I hope this is a new tradition in my sister’s household.
I’m not sure when George got the idea – and whether it was his or his dad’s – but on Friday he decided he wanted to make the Stations of the Cross on their trail. Patrick has cleared out an awesome trail through the woods around their house — it starts in the front of the house and weaves around to the back, where it makes a nice big loop. It’s wide enough for walks and flat enough for bike rides.
And it was the perfect setting for the Stations of the Cross.
At school, George colored the 12th Station of the Cross.

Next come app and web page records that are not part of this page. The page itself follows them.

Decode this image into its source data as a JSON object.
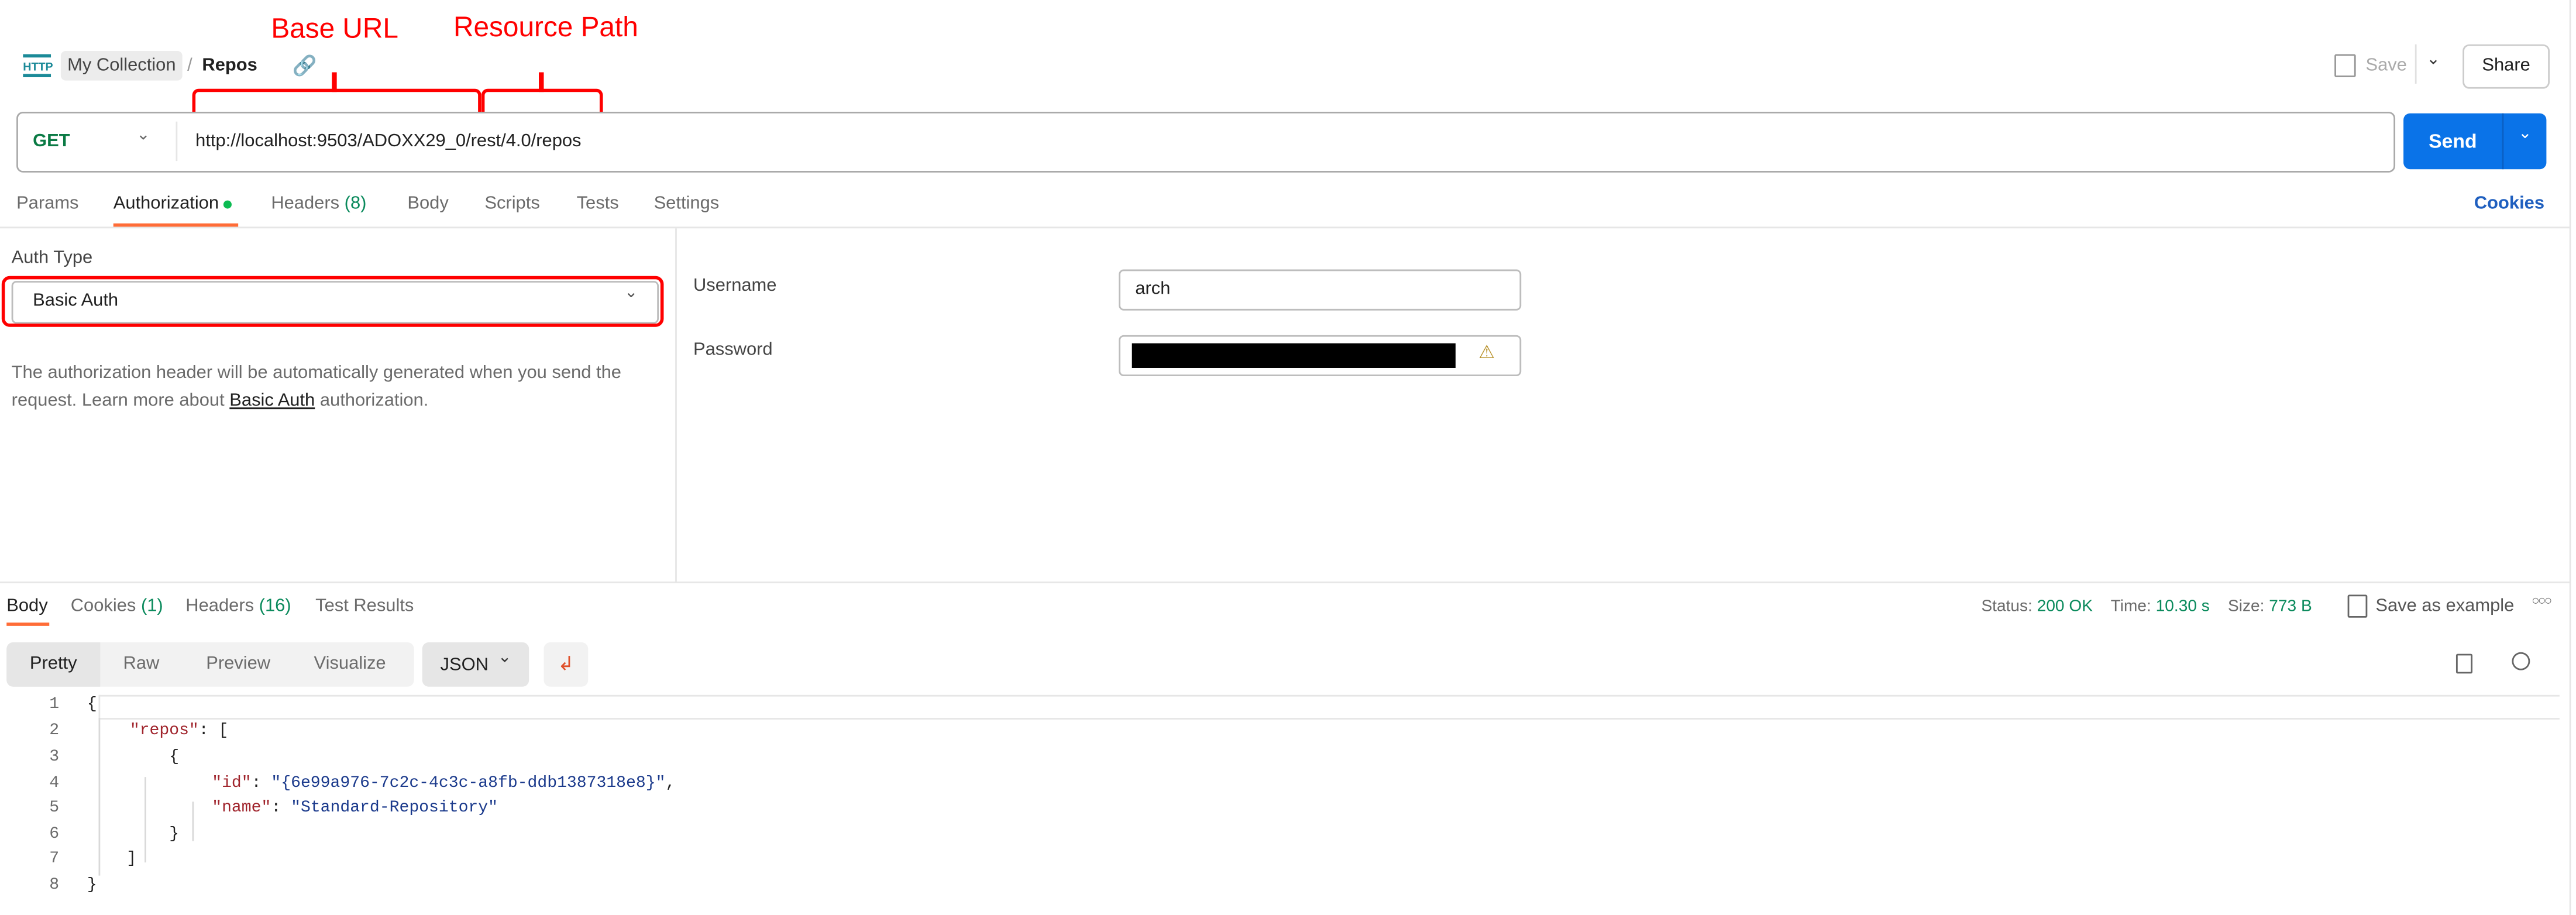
{
  "annotations": {
    "base_url": "Base URL",
    "resource_path": "Resource Path",
    "highlight_color": "#ff0000"
  },
  "header": {
    "icon": "http-icon",
    "collection": "My Collection",
    "separator": "/",
    "request_name": "Repos",
    "save_label": "Save",
    "share_label": "Share"
  },
  "request": {
    "method": "GET",
    "url": "http://localhost:9503/ADOXX29_0/rest/4.0/repos",
    "send_label": "Send",
    "send_color": "#0a73e8"
  },
  "request_tabs": [
    {
      "label": "Params"
    },
    {
      "label": "Authorization",
      "active": true
    },
    {
      "label": "Headers",
      "count": "(8)"
    },
    {
      "label": "Body"
    },
    {
      "label": "Scripts"
    },
    {
      "label": "Tests"
    },
    {
      "label": "Settings"
    }
  ],
  "cookies_link": "Cookies",
  "auth": {
    "type_label": "Auth Type",
    "type_value": "Basic Auth",
    "description_1": "The authorization header will be automatically generated when you send the",
    "description_2_pre": "request. Learn more about ",
    "description_link": "Basic Auth",
    "description_2_post": " authorization.",
    "username_label": "Username",
    "username_value": "arch",
    "password_label": "Password"
  },
  "response_tabs": [
    {
      "label": "Body",
      "active": true
    },
    {
      "label": "Cookies",
      "count": "(1)"
    },
    {
      "label": "Headers",
      "count": "(16)"
    },
    {
      "label": "Test Results"
    }
  ],
  "response_meta": {
    "status_label": "Status:",
    "status_value": "200 OK",
    "time_label": "Time:",
    "time_value": "10.30 s",
    "size_label": "Size:",
    "size_value": "773 B",
    "save_example": "Save as example"
  },
  "view_modes": [
    "Pretty",
    "Raw",
    "Preview",
    "Visualize"
  ],
  "format": "JSON",
  "code_lines": [
    {
      "n": "1",
      "text": "{"
    },
    {
      "n": "2",
      "key": "\"repos\"",
      "text": ": ["
    },
    {
      "n": "3",
      "text": "{"
    },
    {
      "n": "4",
      "key": "\"id\"",
      "sep": ": ",
      "val": "\"{6e99a976-7c2c-4c3c-a8fb-ddb1387318e8}\"",
      "text": ","
    },
    {
      "n": "5",
      "key": "\"name\"",
      "sep": ": ",
      "val": "\"Standard-Repository\"",
      "text": ""
    },
    {
      "n": "6",
      "text": "}"
    },
    {
      "n": "7",
      "text": "]"
    },
    {
      "n": "8",
      "text": "}"
    }
  ]
}
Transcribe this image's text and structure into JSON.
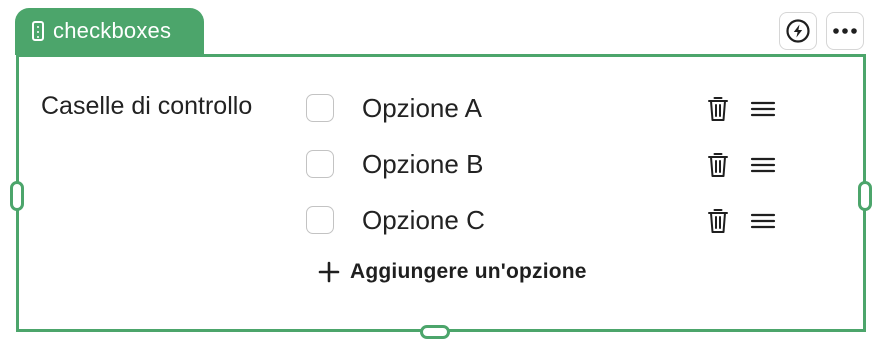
{
  "block": {
    "type_label": "checkboxes",
    "type_icon": "vertical-dots-icon",
    "accent_color": "#4ca56b"
  },
  "toolbar": {
    "actions_icon": "lightning-circle-icon",
    "more_icon": "more-horizontal-icon"
  },
  "field": {
    "label": "Caselle di controllo",
    "options": [
      {
        "label": "Opzione A",
        "checked": false
      },
      {
        "label": "Opzione B",
        "checked": false
      },
      {
        "label": "Opzione C",
        "checked": false
      }
    ],
    "add_option_label": "Aggiungere un'opzione"
  }
}
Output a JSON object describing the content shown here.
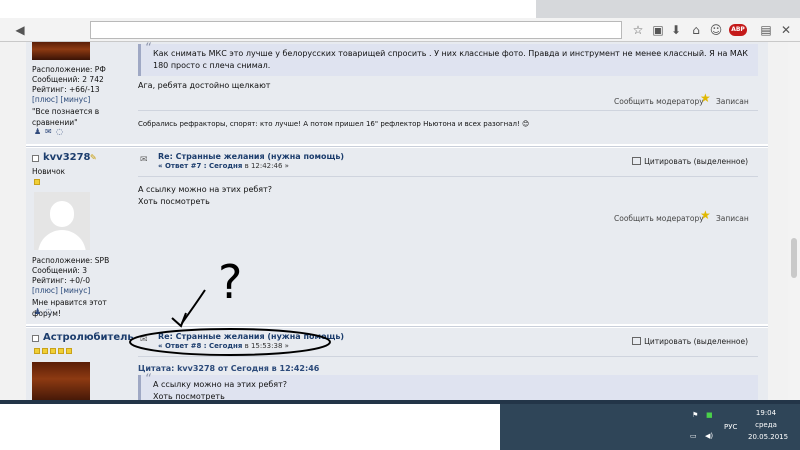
{
  "posts": {
    "p1": {
      "sidebar": {
        "location": "Расположение: РФ",
        "messages": "Сообщений: 2 742",
        "rating": "Рейтинг: +66/-13",
        "plus": "[плюс]",
        "minus": "[минус]",
        "signature": "\"Все познается в сравнении\""
      },
      "quote_text": "Как снимать МКС это лучше у белорусских товарищей спросить . У них классные фото. Правда и инструмент не менее классный. Я на МАК 180 просто с плеча снимал.",
      "reply_text": "Ага, ребята достойно щелкают",
      "report": "Сообщить модератору",
      "note_label": "Записан",
      "signature_line": "Собрались рефракторы, спорят: кто лучше! А потом пришел 16\" рефлектор Ньютона и всех разогнал! 😊"
    },
    "p2": {
      "username": "kvv3278",
      "rank": "Новичок",
      "sidebar": {
        "location": "Расположение: SPB",
        "messages": "Сообщений: 3",
        "rating": "Рейтинг: +0/-0",
        "plus": "[плюс]",
        "minus": "[минус]",
        "signature": "Мне нравится этот форум!"
      },
      "title": "Re: Странные желания (нужна помощь)",
      "sub_prefix": "« Ответ #7 : Сегодня",
      "sub_time": " в 12:42:46 »",
      "cite": "Цитировать (выделенное)",
      "body_line1": "А ссылку можно на этих ребят?",
      "body_line2": "Хоть посмотреть",
      "report": "Сообщить модератору",
      "note_label": "Записан"
    },
    "p3": {
      "username": "Астролюбитель",
      "title": "Re: Странные желания (нужна помощь)",
      "sub_prefix": "« Ответ #8 : Сегодня",
      "sub_time": " в 15:53:38 »",
      "cite": "Цитировать (выделенное)",
      "quote_head": "Цитата: kvv3278 от Сегодня в 12:42:46",
      "quote_line1": "А ссылку можно на этих ребят?",
      "quote_line2": "Хоть посмотреть"
    }
  },
  "taskbar": {
    "lang": "РУС",
    "time": "19:04",
    "day": "среда",
    "date": "20.05.2015"
  },
  "annotation": {
    "question_mark": "?"
  },
  "icons": [
    "back-icon",
    "star-icon",
    "bookmarks-icon",
    "download-icon",
    "home-icon",
    "chat-icon",
    "adblock-icon",
    "menu-icon",
    "close-icon"
  ]
}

On Friday at home, he colored the other 13. (well, 12. I colored the 8th Station.) Patrick spent the afternoon constructing wooden crosses and affixing them to the trees along the trail, and rigged them up so that he could put George’s pictures in plastic sheets and slide them into the crosses. He even scratched the Roman numerals into the little wooden crosses. It was quite a little project for the day.
By dinner time, they were ready for us. George put on his school blazer and a crucifix was handed to Andrew, our impromptu server, and we had two books of St. Alphonus Ligouri’s Way of the Cross.
It was such a perfect way to finish up Good Friday as family. Jill and I (and John Paul) had gone to the Good Friday service in their parish, but this was something that we could do as a family. I hope it becomes a tradition for them.
Andrew was a great crucifier, leading us to each Station while as we sang the Stabat Mater. It wasn’t long until Sammy stole it away from him, though, as two year-olds are wont to do. In the spirit of the day, Andrew let Sammy take over as server — and as soon as Sammy did, he began marching ahead of us, humming a little tune — mimicking our chant of the Stabat Mater. Talk about a heart-melting moment.
He soon abandoned the group – come on, he is two, after all – but he returned every once and awhile.
George and Patrick took turns leading the Stations, and I was really impressed with George’s reading ability. I could also tell that he had prayed the Stations frequently with his school during Lent.
All of these things are part of our identity as Catholics. Sadly, few people take our customs seriously anymore. Fridays in Lent should seem empty without Stations of the Cross. But I was shocked after entering the real world that it’s not even on the radar for many Catholics.
We can’t lose our Catholic culture. It’s our key to survival. John Paul II knew it during World War II, and he knew it during the Communism rule of his homeland.
It’s time to save civilization, folks. See that above? That’s what it looks like.